MUTUAL FUND ACTIVITY SEEMS TO FORETELL
Choose a niche
To find new leads, some advisors are
reinventing themselves and focusing on
a niche. Grady Jennings, CLU, ChFC,
head of Ontario, Calif.,-based Jennings
and Associates/Dignity Group, and a
producer with Mutual Trust Financial
Group’s MTL Insurance Company, has
been successful in growing his business in
a specific market segment. “I’ve worked
with a lot of families who have children
with disabilities,” he explains. “Their need
for protection is never going to change.”
Jennings, who also is principal and
one of the original registered representatives of MTL Equity Products, Inc.,
which is celebrating its 25th anniversary
this year, sees a steady flow of prospects.
“We are doing a lot of broker-of-record
work now with people who aren’t
satisfied with their current advisor,” he
explains. This provides him with opportunities to serve a wide range of his
clients’ financial needs—from insurance
to investments and more.
Explain market trends As difficult as finding new investment prospects may be, selling to them may be even tougher. Preston Wines, financial advisor with Woodbridge, Va.,-based Edward Jones, uses data to help his clients and prospects understand cycles and boost investment sales. For instance, he explains to them the correlation between consumer confidence and equity performance. “If you go back 35 or 40 years, every time confidence dips below a certain level, 12 months later, the market has gone up by double digits,” he explains. “Typically the very best years
have followed the worst. That gives buyers faith.”
Mutual fund activity also seems to
foretell market shifts. “We have a bar
graph showing mutual fund inflows vs.
outflows,” explains Wines. “When you
look at peaks in inflows, you’re probably due for a better market. Nationally,
mutual fund inflows are starting to turn
around,” which should lead to a turnaround in investment sales.
Jim Kelley, CFS, St. Louis-based financial advisor with The America Group
and registered representative through
The O.N. Equity Sales Co., works
with a lot of phone-company retirees,
counseling them before retirement on
distributions. “In most cases, we suggest
taking a lump sum,” he explains. “That
offers the most flexibility.” He encourages clients to spread the distribution.
“We may put part of it into a brokerage account, where we buy individual bonds, mutual funds or individual
stocks, as their risk tolerance allows,” he
says.

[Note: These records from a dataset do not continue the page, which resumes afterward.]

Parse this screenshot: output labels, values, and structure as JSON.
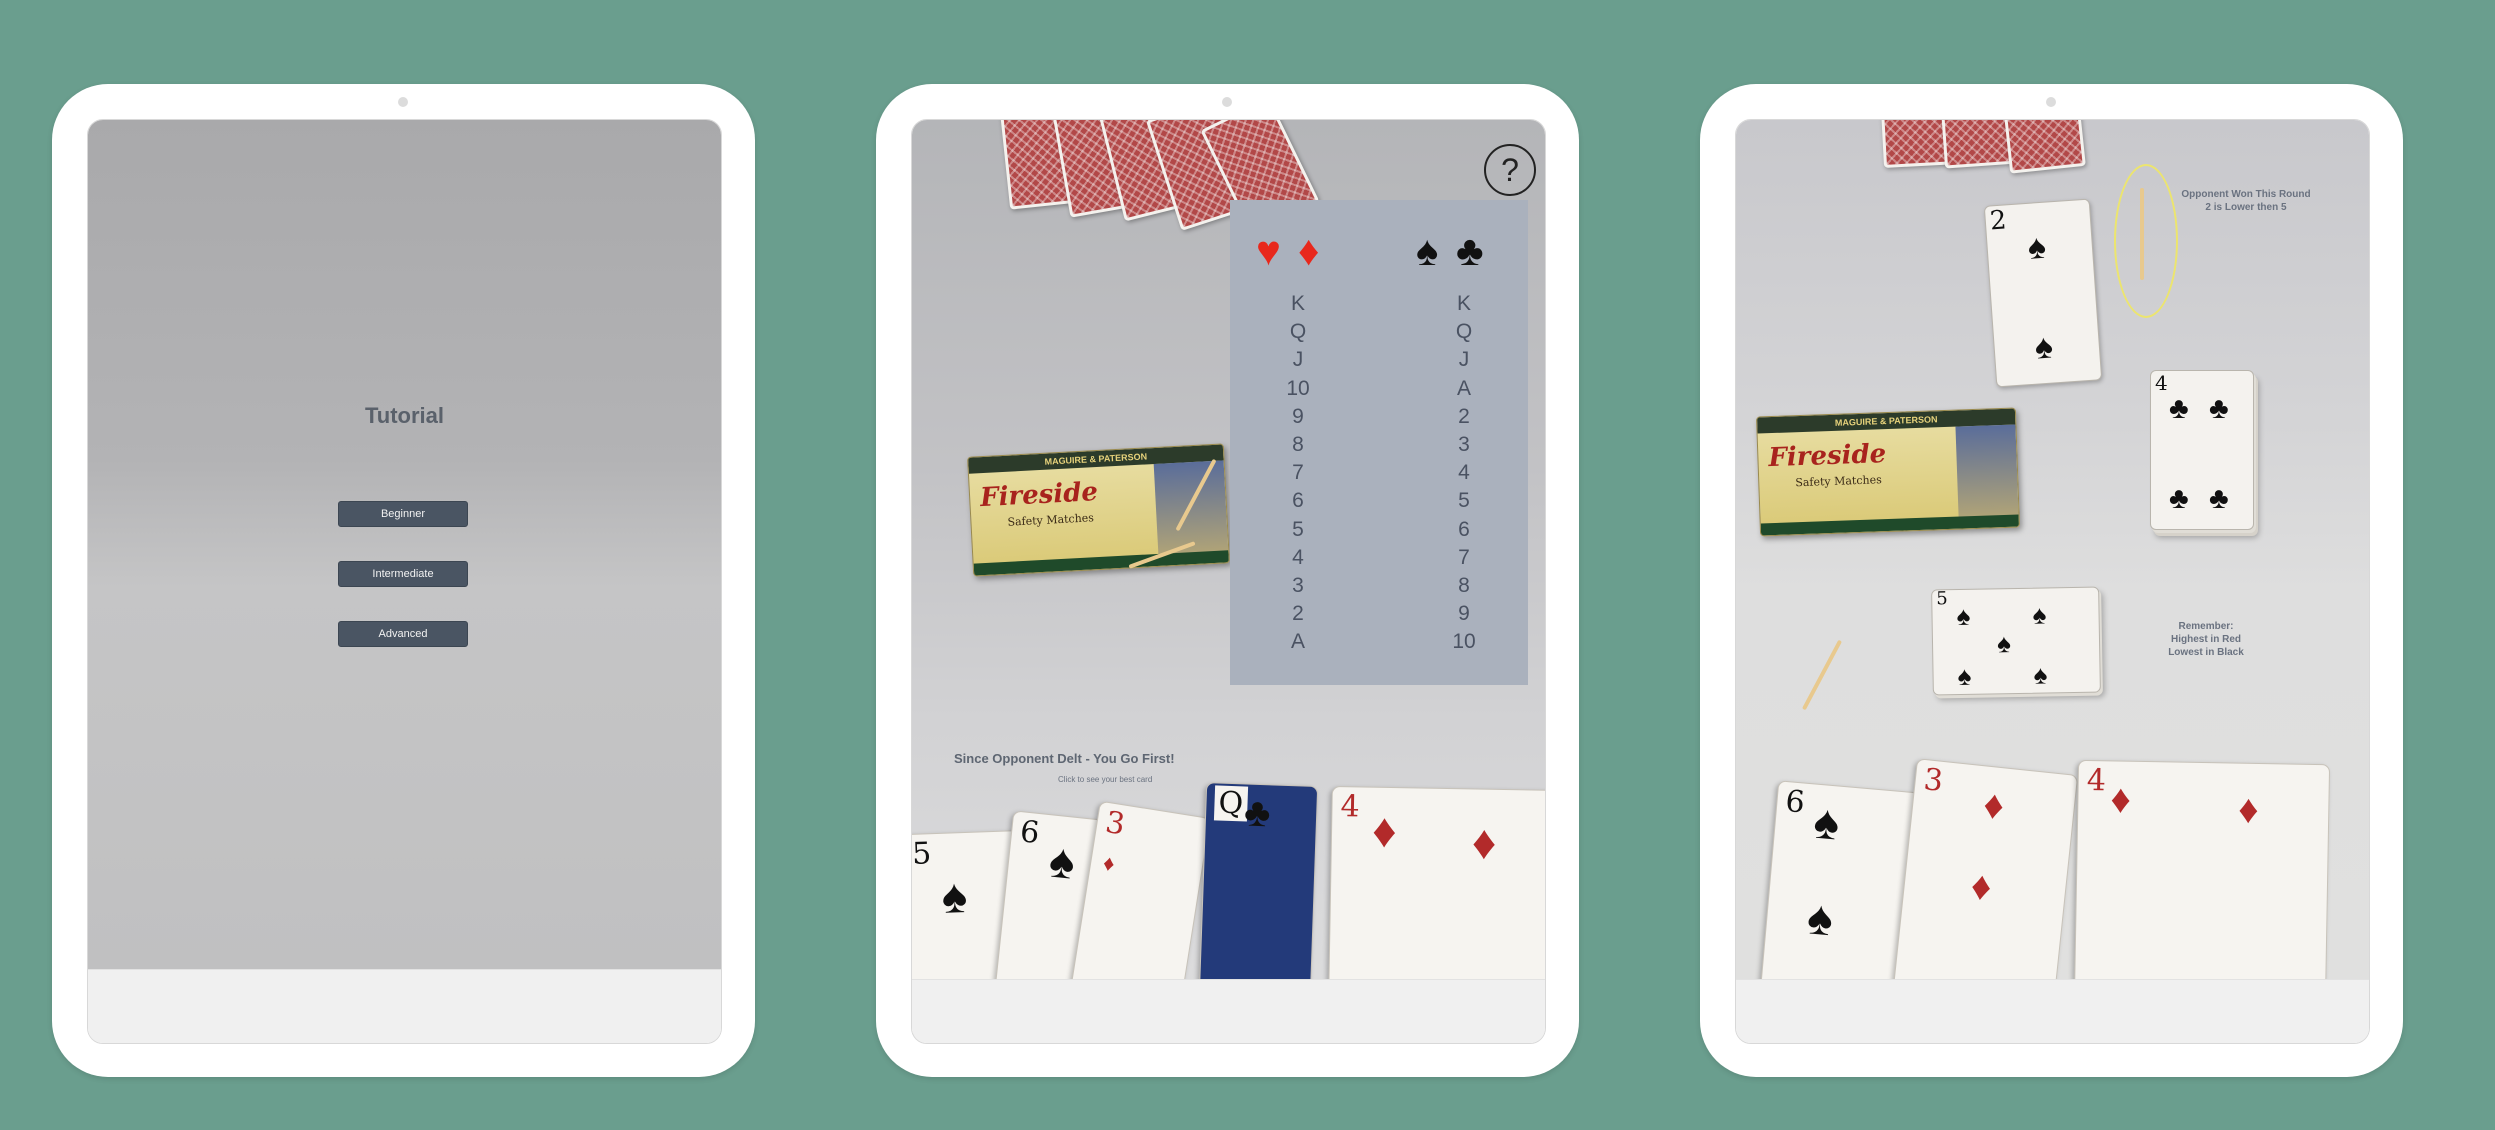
{
  "screens": {
    "tutorial_menu": {
      "title": "Tutorial",
      "levels": [
        "Beginner",
        "Intermediate",
        "Advanced"
      ]
    },
    "game_first_turn": {
      "help_label": "?",
      "rank_chart": {
        "red": {
          "suits": [
            "♥",
            "♦"
          ],
          "order": [
            "K",
            "Q",
            "J",
            "10",
            "9",
            "8",
            "7",
            "6",
            "5",
            "4",
            "3",
            "2",
            "A"
          ]
        },
        "black": {
          "suits": [
            "♠",
            "♣"
          ],
          "order": [
            "K",
            "Q",
            "J",
            "A",
            "2",
            "3",
            "4",
            "5",
            "6",
            "7",
            "8",
            "9",
            "10"
          ]
        }
      },
      "message": "Since Opponent Delt - You Go First!",
      "hint": "Click to see your best card",
      "matchbox": {
        "brand": "MAGUIRE & PATERSON",
        "name": "Fireside",
        "subtitle": "Safety Matches"
      },
      "hand": [
        {
          "rank": "5",
          "suit": "♠"
        },
        {
          "rank": "6",
          "suit": "♠"
        },
        {
          "rank": "3",
          "suit": "♦"
        },
        {
          "rank": "Q",
          "suit": "♣"
        },
        {
          "rank": "4",
          "suit": "♦"
        }
      ]
    },
    "game_round_result": {
      "result_line1": "Opponent Won This Round",
      "result_line2": "2 is Lower then 5",
      "reminder_line1": "Remember:",
      "reminder_line2": "Highest in Red",
      "reminder_line3": "Lowest in Black",
      "matchbox": {
        "brand": "MAGUIRE & PATERSON",
        "name": "Fireside",
        "subtitle": "Safety Matches"
      },
      "opponent_card": {
        "rank": "2",
        "suit": "♠"
      },
      "deck_top": {
        "rank": "4",
        "suit": "♣"
      },
      "played_card": {
        "rank": "5",
        "suit": "♠"
      },
      "hand": [
        {
          "rank": "6",
          "suit": "♠"
        },
        {
          "rank": "3",
          "suit": "♦"
        },
        {
          "rank": "4",
          "suit": "♦"
        }
      ]
    }
  },
  "colors": {
    "background": "#6a9e8e",
    "button": "#4a5563",
    "red_suit": "#e8281c",
    "black_suit": "#111111",
    "highlight_ring": "#ece56e"
  }
}
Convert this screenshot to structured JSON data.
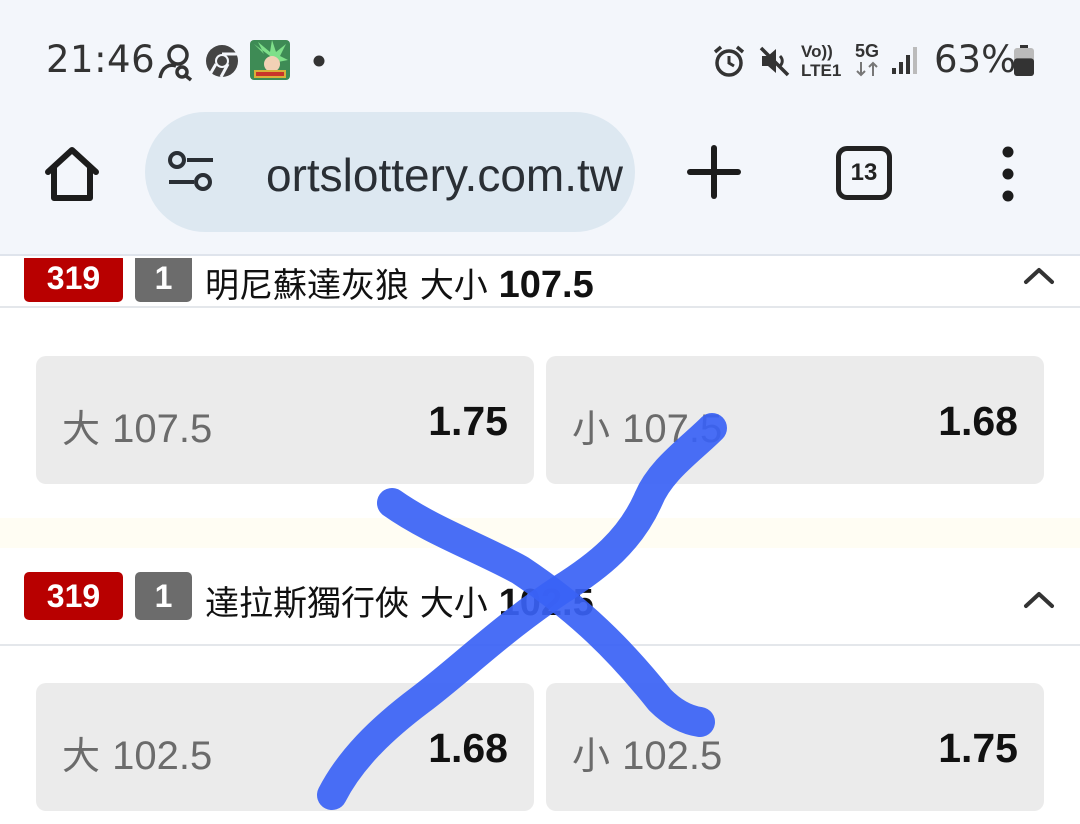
{
  "status_bar": {
    "time": "21:46",
    "left_icons": [
      "people-search-icon",
      "chrome-icon",
      "game-app-icon",
      "notification-dot-icon"
    ],
    "right_icons": [
      "alarm-icon",
      "mute-icon",
      "volte-icon",
      "5g-icon",
      "signal-icon"
    ],
    "volte_label_top": "Vo))",
    "volte_label_bottom": "LTE1",
    "network_label": "5G",
    "battery_percent": "63%",
    "battery_level": 0.63
  },
  "browser": {
    "url": "ortslottery.com.tw",
    "tab_count": "13",
    "icons": [
      "home-icon",
      "site-settings-icon",
      "plus-icon",
      "tab-switcher-icon",
      "more-vert-icon"
    ]
  },
  "markets": [
    {
      "code": "319",
      "period": "1",
      "team": "明尼蘇達灰狼",
      "type": "大小",
      "line": "107.5",
      "options": [
        {
          "side": "大",
          "line": "107.5",
          "odds": "1.75"
        },
        {
          "side": "小",
          "line": "107.5",
          "odds": "1.68"
        }
      ]
    },
    {
      "code": "319",
      "period": "1",
      "team": "達拉斯獨行俠",
      "type": "大小",
      "line": "102.5",
      "options": [
        {
          "side": "大",
          "line": "102.5",
          "odds": "1.68"
        },
        {
          "side": "小",
          "line": "102.5",
          "odds": "1.75"
        }
      ]
    }
  ],
  "annotation": {
    "mark": "X",
    "color": "#3a62f5"
  }
}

He used individual bonds because
of the guarantees and because they
offered pretty good value for a while.
“That’s drying up a bit,” Kelley notes,
“so we’ve dipped our toes into the market some, particularly in international
and domestic stock funds.”
Part of Kelley’s success also involves
taking a different approach. “There
are alternative investments including
funds that inverse U.S. government
bonds or the dollar,” he explains.
Market declines and volatility make
these worth considering.
“It’s incumbent on advisors to
look for different places to make
money for our clients,” he says. Between ETFs and the different mutual
funds that are out there, he adds,
advisors have many options.
Manage risk with annuities
With clients who are more risk-averse,
equities may be more difficult to
sell—at least for now. But advisors
can’t afford to lose them; instead,
they should address their concerns
through consistent contact and, where
appropriate, portfolio diversification.
Annuities could also be a way to retain
customers in times of uncertainty.
Rafferty sees some value in broaching
the subject of annuities to clients. “By no
means would we advocate that people
stop investing in the equity markets,
particularly as low as they are,” he says.
“But if your clients have not used annuities before, this might be an opportune
time to talk about the role they can play in
Indexed annuities could be part of
that conversation, as well. “Advisors
can talk about the certainty of return of
capital with indexed annuities,” Rafferty says. “Also, they can discuss the
opportunity to earn more than with a
traditional fixed product.”
Use tax-deferral strategies
As advisors offer investment counsel,
they must recognize today’s realities.
“What is old is new again,” Rafferty
explains. “Tax deferral used to be part
of the core conversation with clients,